**WHAT TO WORK ON**
Every line of the data below is to be given again as it appears, with the images removed.

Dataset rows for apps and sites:
▽
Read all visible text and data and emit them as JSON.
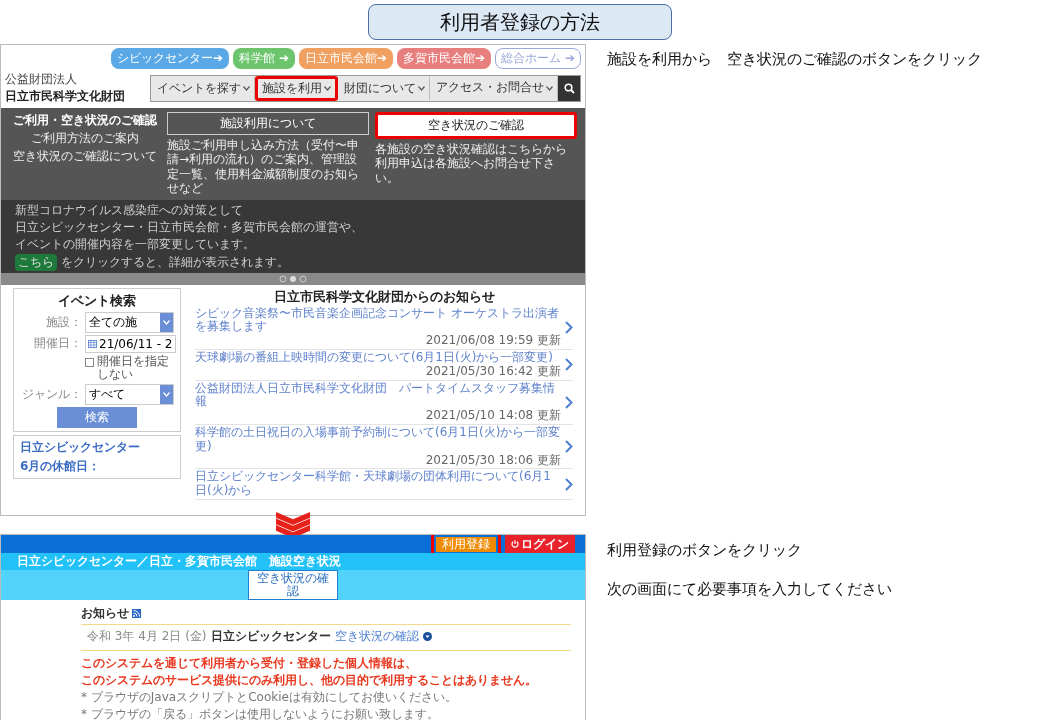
{
  "slide_title": "利用者登録の方法",
  "instructions": [
    {
      "text": "施設を利用から　空き状況のご確認のボタンをクリック"
    },
    {
      "text": "利用登録のボタンをクリック"
    },
    {
      "text": "次の画面にて必要事項を入力してください"
    }
  ],
  "foundation_site": {
    "logo": {
      "caption": "公益財団法人",
      "name": "日立市民科学文化財団"
    },
    "site_links": [
      {
        "label": "シビックセンター➔",
        "kind": "filled",
        "color": "#5aa9e6"
      },
      {
        "label": "科学館 ➔",
        "kind": "filled",
        "color": "#6cc46c"
      },
      {
        "label": "日立市民会館➔",
        "kind": "filled",
        "color": "#f0a060"
      },
      {
        "label": "多賀市民会館➔",
        "kind": "filled",
        "color": "#e87f7f"
      },
      {
        "label": "総合ホーム ➔",
        "kind": "outline",
        "color": "#9aa8d8"
      }
    ],
    "nav": [
      {
        "label": "イベントを探す",
        "highlighted": false
      },
      {
        "label": "施設を利用",
        "highlighted": true
      },
      {
        "label": "財団について",
        "highlighted": false
      },
      {
        "label": "アクセス・お問合せ",
        "highlighted": false
      }
    ],
    "banner": {
      "lines": [
        "新型コロナウイルス感染症への対策として",
        "日立シビックセンター・日立市民会館・多賀市民会館の運営や、",
        "イベントの開催内容を一部変更しています。"
      ],
      "link": "こちら",
      "link_suffix": "をクリックすると、詳細が表示されます。"
    },
    "dropdown": {
      "heading": "ご利用・空き状況のご確認",
      "sub_lines": [
        "ご利用方法のご案内",
        "空き状況のご確認について"
      ],
      "panels": [
        {
          "button": "施設利用について",
          "kind": "outline",
          "highlighted": false,
          "description": "施設ご利用申し込み方法（受付〜申請→利用の流れ）のご案内、管理設定一覧、使用料金減額制度のお知らせなど"
        },
        {
          "button": "空き状況のご確認",
          "kind": "filled",
          "highlighted": true,
          "description": "各施設の空き状況確認はこちらから利用申込は各施設へお問合せ下さい。"
        }
      ]
    },
    "event_search": {
      "title": "イベント検索",
      "fields": [
        {
          "label": "施設：",
          "kind": "select",
          "value": "全ての施"
        },
        {
          "label": "開催日：",
          "kind": "date",
          "value": "21/06/11 - 2",
          "checkbox": {
            "label": "開催日を指定しない",
            "checked": false
          }
        },
        {
          "label": "ジャンル：",
          "kind": "select",
          "value": "すべて"
        }
      ],
      "button": "検索"
    },
    "holiday_card": {
      "title": "日立シビックセンター",
      "subtitle": "6月の休館日："
    },
    "news": {
      "title": "日立市民科学文化財団からのお知らせ",
      "items": [
        {
          "title": "シビック音楽祭〜市民音楽企画記念コンサート オーケストラ出演者を募集します",
          "date": "2021/06/08 19:59 更新"
        },
        {
          "title": "天球劇場の番組上映時間の変更について(6月1日(火)から一部変更)",
          "date": "2021/05/30 16:42 更新"
        },
        {
          "title": "公益財団法人日立市民科学文化財団　パートタイムスタッフ募集情報",
          "date": "2021/05/10 14:08 更新"
        },
        {
          "title": "科学館の土日祝日の入場事前予約制について(6月1日(火)から一部変更)",
          "date": "2021/05/30 18:06 更新"
        },
        {
          "title": "日立シビックセンター科学館・天球劇場の団体利用について(6月1日(火)から"
        }
      ]
    }
  },
  "reservation_site": {
    "header_buttons": [
      {
        "label": "利用登録",
        "kind": "register",
        "highlighted": true
      },
      {
        "label": "ログイン",
        "kind": "login",
        "highlighted": false
      }
    ],
    "title": "日立シビックセンター／日立・多賀市民会館　施設空き状況",
    "main_button": "空き状況の確認",
    "notice": {
      "heading": "お知らせ",
      "date": "令和 3年 4月 2日 (金)",
      "facility": "日立シビックセンター",
      "link": "空き状況の確認"
    },
    "warnings": [
      "このシステムを通じて利用者から受付・登録した個人情報は、",
      "このシステムのサービス提供にのみ利用し、他の目的で利用することはありません。"
    ],
    "notes": [
      "* ブラウザのJavaスクリプトとCookieは有効にしてお使いください。",
      "* ブラウザの「戻る」ボタンは使用しないようにお願い致します。"
    ]
  }
}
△
**SOLUTION**
Read all visible text and data and emit them as JSON.
{
  "slide_title": "利用者登録の方法",
  "instructions": [
    {
      "text": "施設を利用から　空き状況のご確認のボタンをクリック"
    },
    {
      "text": "利用登録のボタンをクリック"
    },
    {
      "text": "次の画面にて必要事項を入力してください"
    }
  ],
  "foundation_site": {
    "logo": {
      "caption": "公益財団法人",
      "name": "日立市民科学文化財団"
    },
    "site_links": [
      {
        "label": "シビックセンター➔",
        "kind": "filled",
        "color": "#5aa9e6"
      },
      {
        "label": "科学館 ➔",
        "kind": "filled",
        "color": "#6cc46c"
      },
      {
        "label": "日立市民会館➔",
        "kind": "filled",
        "color": "#f0a060"
      },
      {
        "label": "多賀市民会館➔",
        "kind": "filled",
        "color": "#e87f7f"
      },
      {
        "label": "総合ホーム ➔",
        "kind": "outline",
        "color": "#9aa8d8"
      }
    ],
    "nav": [
      {
        "label": "イベントを探す",
        "highlighted": false
      },
      {
        "label": "施設を利用",
        "highlighted": true
      },
      {
        "label": "財団について",
        "highlighted": false
      },
      {
        "label": "アクセス・お問合せ",
        "highlighted": false
      }
    ],
    "banner": {
      "lines": [
        "新型コロナウイルス感染症への対策として",
        "日立シビックセンター・日立市民会館・多賀市民会館の運営や、",
        "イベントの開催内容を一部変更しています。"
      ],
      "link": "こちら",
      "link_suffix": "をクリックすると、詳細が表示されます。"
    },
    "dropdown": {
      "heading": "ご利用・空き状況のご確認",
      "sub_lines": [
        "ご利用方法のご案内",
        "空き状況のご確認について"
      ],
      "panels": [
        {
          "button": "施設利用について",
          "kind": "outline",
          "highlighted": false,
          "description": "施設ご利用申し込み方法（受付〜申請→利用の流れ）のご案内、管理設定一覧、使用料金減額制度のお知らせなど"
        },
        {
          "button": "空き状況のご確認",
          "kind": "filled",
          "highlighted": true,
          "description": "各施設の空き状況確認はこちらから利用申込は各施設へお問合せ下さい。"
        }
      ]
    },
    "event_search": {
      "title": "イベント検索",
      "fields": [
        {
          "label": "施設：",
          "kind": "select",
          "value": "全ての施"
        },
        {
          "label": "開催日：",
          "kind": "date",
          "value": "21/06/11 - 2",
          "checkbox": {
            "label": "開催日を指定しない",
            "checked": false
          }
        },
        {
          "label": "ジャンル：",
          "kind": "select",
          "value": "すべて"
        }
      ],
      "button": "検索"
    },
    "holiday_card": {
      "title": "日立シビックセンター",
      "subtitle": "6月の休館日："
    },
    "news": {
      "title": "日立市民科学文化財団からのお知らせ",
      "items": [
        {
          "title": "シビック音楽祭〜市民音楽企画記念コンサート オーケストラ出演者を募集します",
          "date": "2021/06/08 19:59 更新"
        },
        {
          "title": "天球劇場の番組上映時間の変更について(6月1日(火)から一部変更)",
          "date": "2021/05/30 16:42 更新"
        },
        {
          "title": "公益財団法人日立市民科学文化財団　パートタイムスタッフ募集情報",
          "date": "2021/05/10 14:08 更新"
        },
        {
          "title": "科学館の土日祝日の入場事前予約制について(6月1日(火)から一部変更)",
          "date": "2021/05/30 18:06 更新"
        },
        {
          "title": "日立シビックセンター科学館・天球劇場の団体利用について(6月1日(火)から"
        }
      ]
    }
  },
  "reservation_site": {
    "header_buttons": [
      {
        "label": "利用登録",
        "kind": "register",
        "highlighted": true
      },
      {
        "label": "ログイン",
        "kind": "login",
        "highlighted": false
      }
    ],
    "title": "日立シビックセンター／日立・多賀市民会館　施設空き状況",
    "main_button": "空き状況の確認",
    "notice": {
      "heading": "お知らせ",
      "date": "令和 3年 4月 2日 (金)",
      "facility": "日立シビックセンター",
      "link": "空き状況の確認"
    },
    "warnings": [
      "このシステムを通じて利用者から受付・登録した個人情報は、",
      "このシステムのサービス提供にのみ利用し、他の目的で利用することはありません。"
    ],
    "notes": [
      "* ブラウザのJavaスクリプトとCookieは有効にしてお使いください。",
      "* ブラウザの「戻る」ボタンは使用しないようにお願い致します。"
    ]
  }
}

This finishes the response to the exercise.